A solar vehicle on the race track: during the European Solar Challenge in Belgium, the solar car, which was previously more accustomed to the highways of Australia, was allowed to let loose on the former F1 track at Circuit Zolder.



Minimal weight for maximum efficiency

Around 45 students from different departments at RWTH Aachen are involved in developing and constructing the Aachen solar car. The student initiative is supported by their partner covestro as well as other sponsors. In the summer of 2017, less than two years after founding the team, the first prototype was completed. Since then, the technology, efficiency and road capability of the vehicle have been constantly improved. In the process of its development, the weight of the car and the most aerodynamic design possible are paramount. To reduce the former, light-weight constructions and fibre composites are used. The vehicle chassis, which was built in-house, is designed to minimise wind resistance and allow higher speeds.

Success on an international stage

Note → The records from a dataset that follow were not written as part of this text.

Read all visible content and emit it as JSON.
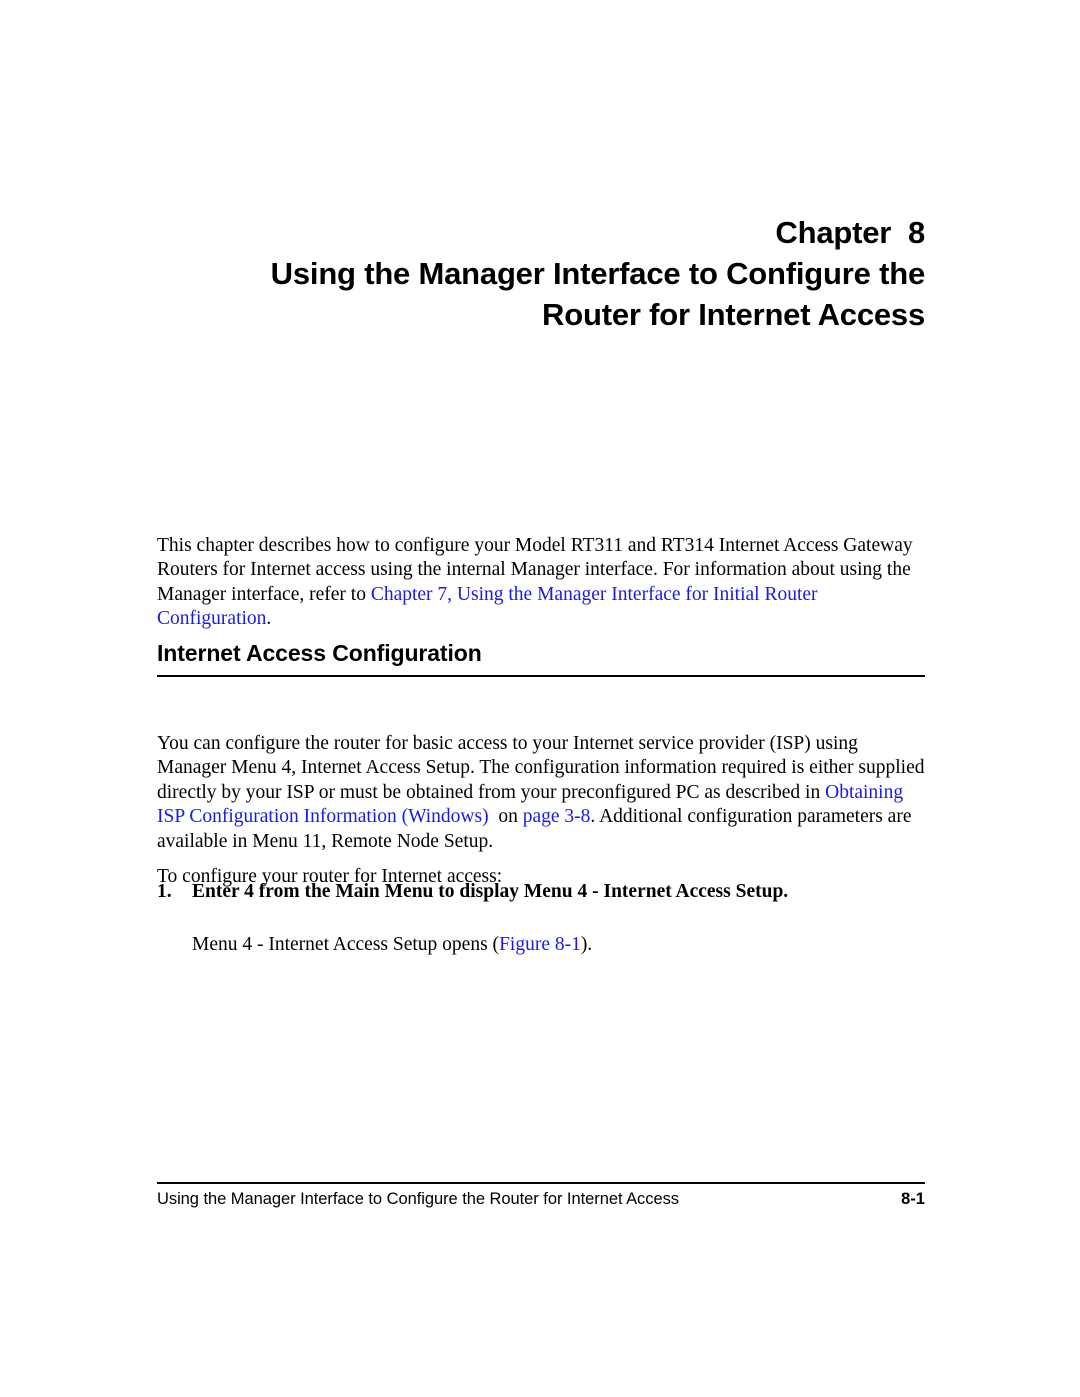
{
  "chapter": {
    "label_line": "Chapter  8",
    "title_line_1": "Using the Manager Interface to Configure the",
    "title_line_2": "Router for Internet Access"
  },
  "intro": {
    "text_1": "This chapter describes how to configure your Model RT311 and RT314 Internet Access Gateway Routers for Internet access using the internal Manager interface. For information about using the Manager interface, refer to ",
    "link_1": "Chapter 7,  Using the Manager Interface for Initial Router Configuration",
    "text_2": "."
  },
  "section": {
    "heading": "Internet Access Configuration"
  },
  "config_para": {
    "text_1": "You can configure the router for basic access to your Internet service provider (ISP) using Manager Menu 4, Internet Access Setup. The configuration information required is either supplied directly by your ISP or must be obtained from your preconfigured PC as described in ",
    "link_1": "Obtaining ISP Configuration Information (Windows) ",
    "text_2": " on ",
    "link_2": "page 3-8",
    "text_3": ". Additional configuration parameters are available in Menu 11, Remote Node Setup."
  },
  "lead_in": {
    "text": "To configure your router for Internet access:"
  },
  "step": {
    "number": "1.",
    "text": "Enter 4 from the Main Menu to display Menu 4 - Internet Access Setup.",
    "sub_text_1": "Menu 4 - Internet Access Setup opens (",
    "sub_link": "Figure 8-1",
    "sub_text_2": ")."
  },
  "footer": {
    "title": "Using the Manager Interface to Configure the Router for Internet Access",
    "page": "8-1"
  },
  "colors": {
    "link": "#1a1ae6",
    "text": "#000000",
    "background": "#ffffff"
  }
}
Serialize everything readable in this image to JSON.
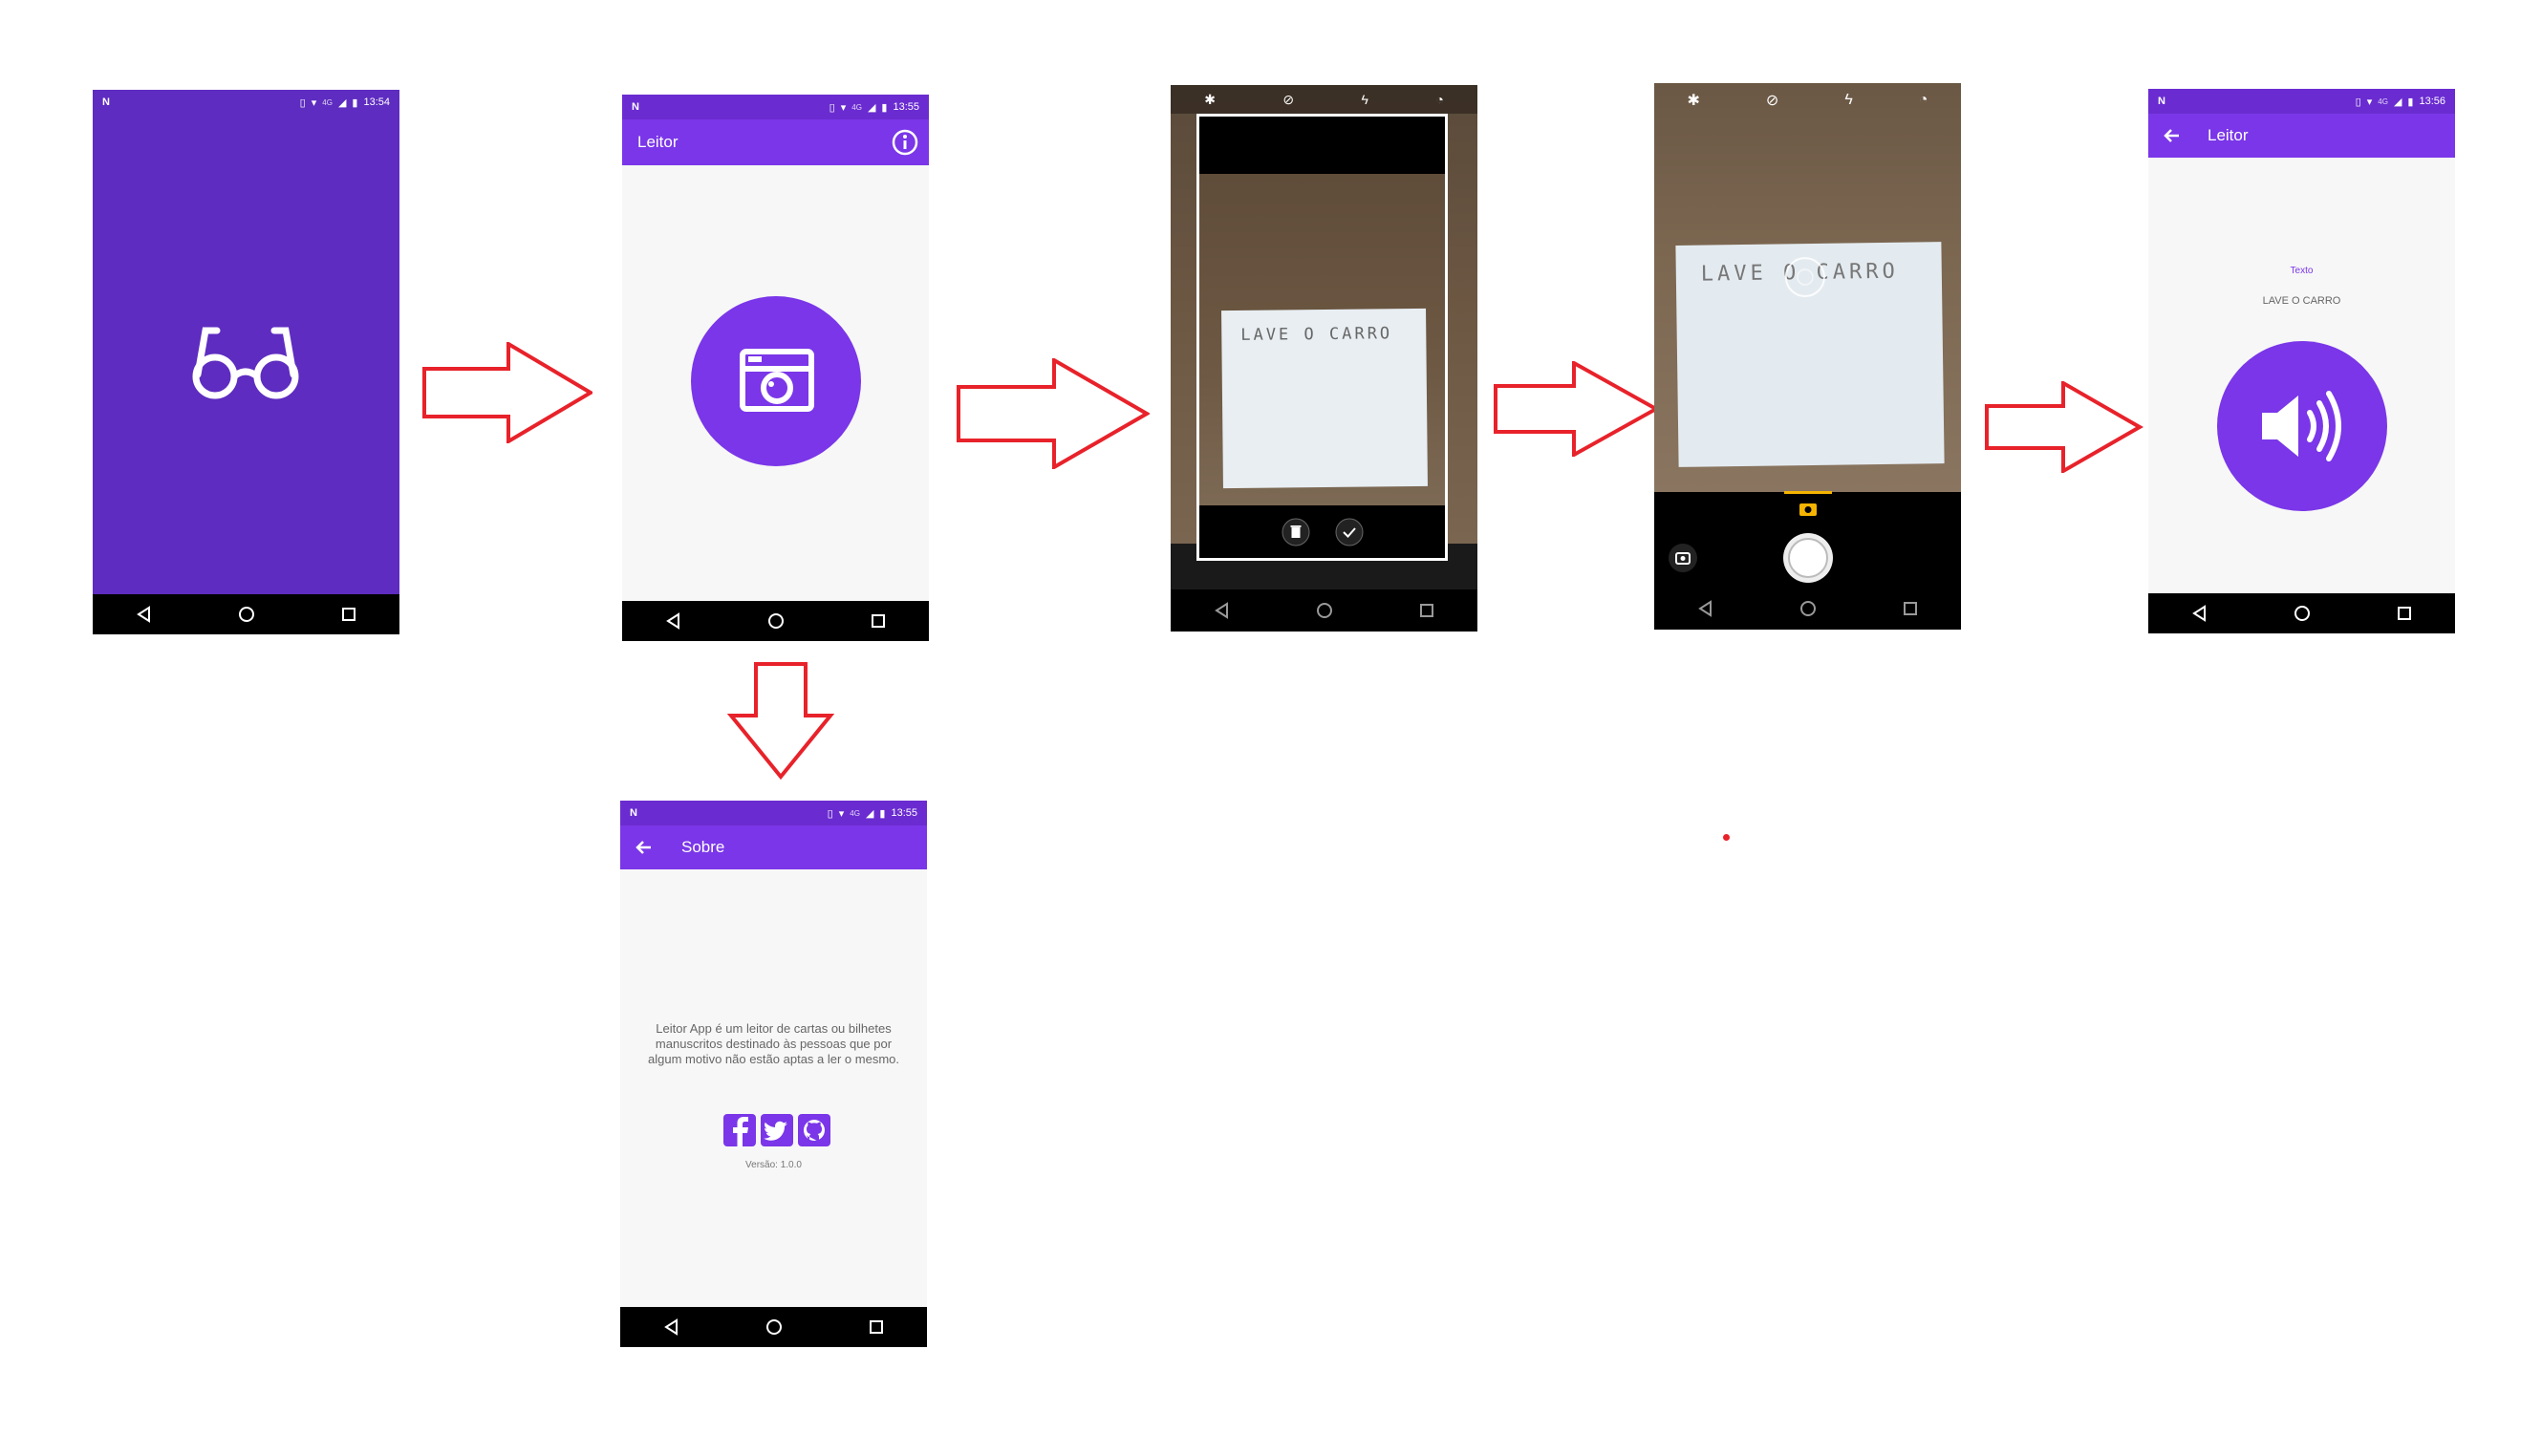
{
  "screens": {
    "splash": {
      "status": {
        "carrier_icon": "N",
        "network": "4G",
        "time": "13:54"
      },
      "logo_icon": "glasses-icon",
      "color": "#5e2cc0"
    },
    "main": {
      "status": {
        "carrier_icon": "N",
        "network": "4G",
        "time": "13:55"
      },
      "title": "Leitor",
      "info_icon": "info-icon",
      "camera_button_icon": "camera-icon",
      "accent": "#7a36e8"
    },
    "about": {
      "status": {
        "carrier_icon": "N",
        "network": "4G",
        "time": "13:55"
      },
      "title": "Sobre",
      "description": "Leitor App é um leitor de cartas ou bilhetes manuscritos destinado às pessoas que por algum motivo não estão aptas a ler o mesmo.",
      "social": [
        "facebook-icon",
        "twitter-icon",
        "github-icon"
      ],
      "version": "Versão: 1.0.0"
    },
    "camera_review": {
      "note_text": "LAVE O CARRO",
      "actions": [
        "trash-icon",
        "check-icon"
      ]
    },
    "camera_capture": {
      "note_text": "LAVE O CARRO",
      "top_icons": [
        "settings-icon",
        "hdr-off-icon",
        "flash-off-icon",
        "timer-off-icon"
      ]
    },
    "result": {
      "status": {
        "carrier_icon": "N",
        "network": "4G",
        "time": "13:56"
      },
      "title": "Leitor",
      "label": "Texto",
      "recognized_text": "LAVE O CARRO",
      "speaker_icon": "speaker-icon"
    }
  },
  "colors": {
    "arrow": "#e8222a",
    "purple": "#7a36e8",
    "splash": "#5e2cc0"
  }
}
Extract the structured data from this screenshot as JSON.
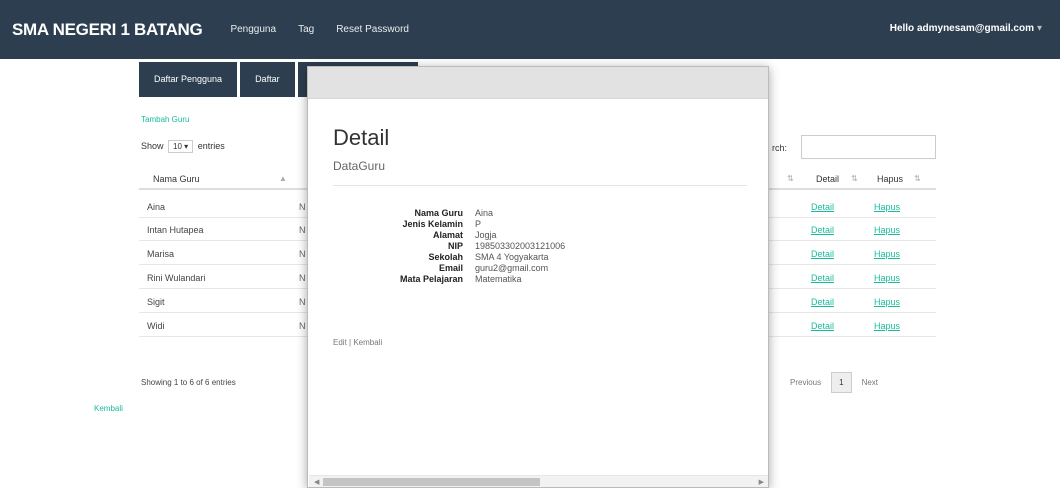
{
  "navbar": {
    "brand": "SMA NEGERI 1 BATANG",
    "links": [
      "Pengguna",
      "Tag",
      "Reset Password"
    ],
    "user": "Hello admynesam@gmail.com",
    "user_caret": "▾"
  },
  "tabs": [
    "Daftar Pengguna",
    "Daftar",
    ""
  ],
  "page": {
    "add_link": "Tambah Guru",
    "show_prefix": "Show",
    "show_value": "10",
    "show_suffix": "entries",
    "search_label": "rch:",
    "info": "Showing 1 to 6 of 6 entries",
    "prev": "Previous",
    "page_num": "1",
    "next": "Next",
    "back": "Kembali"
  },
  "table": {
    "headers": {
      "name": "Nama Guru",
      "detail": "Detail",
      "hapus": "Hapus"
    },
    "rows": [
      {
        "name": "Aina",
        "clip": "N",
        "detail": "Detail",
        "hapus": "Hapus"
      },
      {
        "name": "Intan Hutapea",
        "clip": "N",
        "detail": "Detail",
        "hapus": "Hapus"
      },
      {
        "name": "Marisa",
        "clip": "N",
        "detail": "Detail",
        "hapus": "Hapus"
      },
      {
        "name": "Rini Wulandari",
        "clip": "N",
        "detail": "Detail",
        "hapus": "Hapus"
      },
      {
        "name": "Sigit",
        "clip": "N",
        "detail": "Detail",
        "hapus": "Hapus"
      },
      {
        "name": "Widi",
        "clip": "N",
        "detail": "Detail",
        "hapus": "Hapus"
      }
    ]
  },
  "modal": {
    "title": "Detail",
    "subtitle": "DataGuru",
    "fields": [
      {
        "label": "Nama Guru",
        "value": "Aina"
      },
      {
        "label": "Jenis Kelamin",
        "value": "P"
      },
      {
        "label": "Alamat",
        "value": "Jogja"
      },
      {
        "label": "NIP",
        "value": "198503302003121006"
      },
      {
        "label": "Sekolah",
        "value": "SMA 4 Yogyakarta"
      },
      {
        "label": "Email",
        "value": "guru2@gmail.com"
      },
      {
        "label": "Mata Pelajaran",
        "value": "Matematika"
      }
    ],
    "edit": "Edit",
    "separator": "|",
    "back": "Kembali"
  },
  "colors": {
    "navbar": "#2c3e50",
    "link": "#18bc9c"
  }
}
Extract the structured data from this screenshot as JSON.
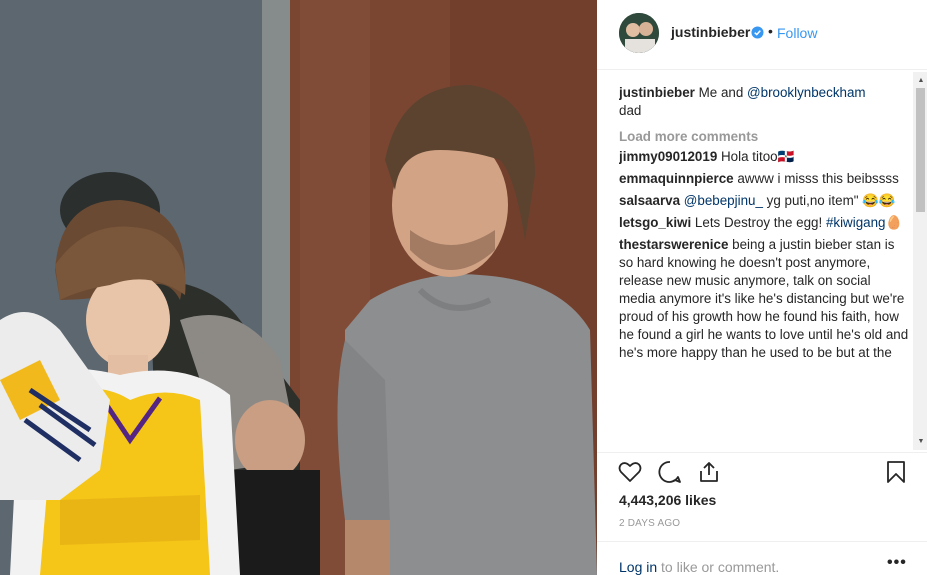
{
  "post": {
    "username": "justinbieber",
    "follow_label": "Follow",
    "separator": "•",
    "caption_text": "Me and ",
    "caption_mention": "@brooklynbeckham",
    "caption_rest": "dad"
  },
  "load_more": "Load more comments",
  "comments": [
    {
      "user": "jimmy09012019",
      "text": "Hola titoo🇩🇴"
    },
    {
      "user": "emmaquinnpierce",
      "text": "awww i misss this beibssss"
    },
    {
      "user": "salsaarva",
      "mention": "@bebepjinu_",
      "text": " yg puti,no item\" 😂😂"
    },
    {
      "user": "letsgo_kiwi",
      "text": "Lets Destroy the egg! ",
      "mention_after": "#kiwigang🥚"
    },
    {
      "user": "thestarswerenice",
      "text": "being a justin bieber stan is so hard knowing he doesn't post anymore, release new music anymore, talk on social media anymore it's like he's distancing but we're proud of his growth how he found his faith, how he found a girl he wants to love until he's old and he's more happy than he used to be but at the"
    }
  ],
  "likes": "4,443,206 likes",
  "time_ago": "2 DAYS AGO",
  "footer": {
    "login_link": "Log in",
    "login_rest": " to like or comment.",
    "more": "•••"
  },
  "icons": {
    "like": "heart-icon",
    "comment": "comment-icon",
    "share": "share-icon",
    "save": "bookmark-icon",
    "verified": "verified-badge-icon"
  },
  "colors": {
    "link_blue": "#3897f0",
    "mention_blue": "#003569",
    "muted": "#999999",
    "text": "#262626",
    "verified": "#3897f0"
  }
}
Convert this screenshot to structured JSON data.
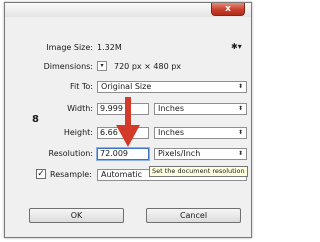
{
  "window": {
    "close_label": "x"
  },
  "image_size": {
    "label": "Image Size:",
    "value": "1.32M"
  },
  "dimensions": {
    "label": "Dimensions:",
    "toggle_glyph": "▾",
    "value": "720 px × 480 px"
  },
  "fit_to": {
    "label": "Fit To:",
    "value": "Original Size"
  },
  "link": {
    "glyph": "8"
  },
  "width": {
    "label": "Width:",
    "value": "9.999",
    "unit": "Inches"
  },
  "height": {
    "label": "Height:",
    "value": "6.66",
    "unit": "Inches"
  },
  "resolution": {
    "label": "Resolution:",
    "value": "72.009",
    "unit": "Pixels/Inch"
  },
  "resample": {
    "label": "Resample:",
    "checked": true,
    "check_glyph": "✓",
    "value": "Automatic"
  },
  "tooltip": {
    "text": "Set the document resolution"
  },
  "buttons": {
    "ok": "OK",
    "cancel": "Cancel"
  },
  "icons": {
    "gear": "✱▾",
    "select_arrows": "⬍"
  },
  "annotation": {
    "arrow_color": "#d43a2a"
  }
}
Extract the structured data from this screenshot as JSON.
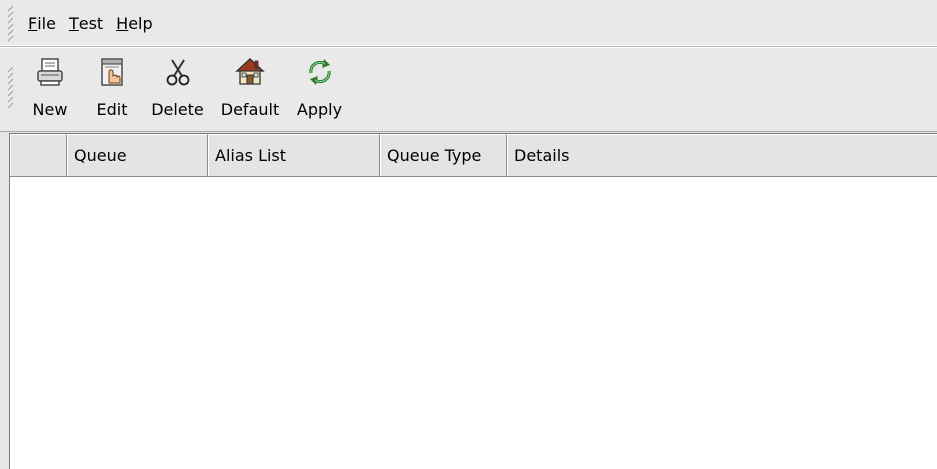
{
  "menubar": {
    "items": [
      {
        "mnemonic": "F",
        "rest": "ile"
      },
      {
        "mnemonic": "T",
        "rest": "est"
      },
      {
        "mnemonic": "H",
        "rest": "elp"
      }
    ]
  },
  "toolbar": {
    "buttons": [
      {
        "label": "New",
        "icon": "printer-new-icon"
      },
      {
        "label": "Edit",
        "icon": "edit-hand-icon"
      },
      {
        "label": "Delete",
        "icon": "scissors-icon"
      },
      {
        "label": "Default",
        "icon": "home-icon"
      },
      {
        "label": "Apply",
        "icon": "refresh-arrows-icon"
      }
    ]
  },
  "table": {
    "columns": [
      "",
      "Queue",
      "Alias List",
      "Queue Type",
      "Details"
    ],
    "rows": []
  }
}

At the World Solar Challenge in Australia in 2017, the team was able to demonstrate how efficient the Aachen solar car is on the road. During the championship, which takes place every two years and is reputed to be the toughest solar car race in the world, the vehicles are driven on public roads from the north to the south of the country. The solar car team from Aachen entered the competition in the “Challenger Class” and made it through the ordeal on the first attempt: relying entirely on the sun to power the vehicle, the team managed to cover the more than 3,000-kilometre stretch at average speeds of more than 80 kilometres per hour.

Alongside the key issue of forming a strong sporting solar racing team focused on success, the participants are also concerned with convincing the general public of the necessity of protecting the climate and the environment and leading a sustainable lifestyle. They demonstrate using the example of the possibilities of sustainable mobility. The knowledge gained is disseminated through a constant exchange of ideas with companies and other universities, while media exposure and presentations also reach a broader audience.

Strengthening electromobility in NRW

As a student initiative, the team is reliant on both the financial and the professional support of its partners. The collaboration is beneficial for both sides: while the students gather valuable experience for their professional and personal development, the companies in the region benefit from getting to know the specialists of the future and can also test and further develop their own products and prototypes during their work together. In this way, the project also helps to strengthen the specialist and technical knowledge of North Rhine-Westphalia in the field of e-mobility.


Photo: Team Sonnenwagen Aachen

“For us, it is not only important to put theory into practice, but to prove, by driving across a continent, that the climate-neutral mobility of the future is already possible today.”

Severin Kobus, Deputy Chairman and Team Leader for Marketing & PR of the Aachen Solar Car Team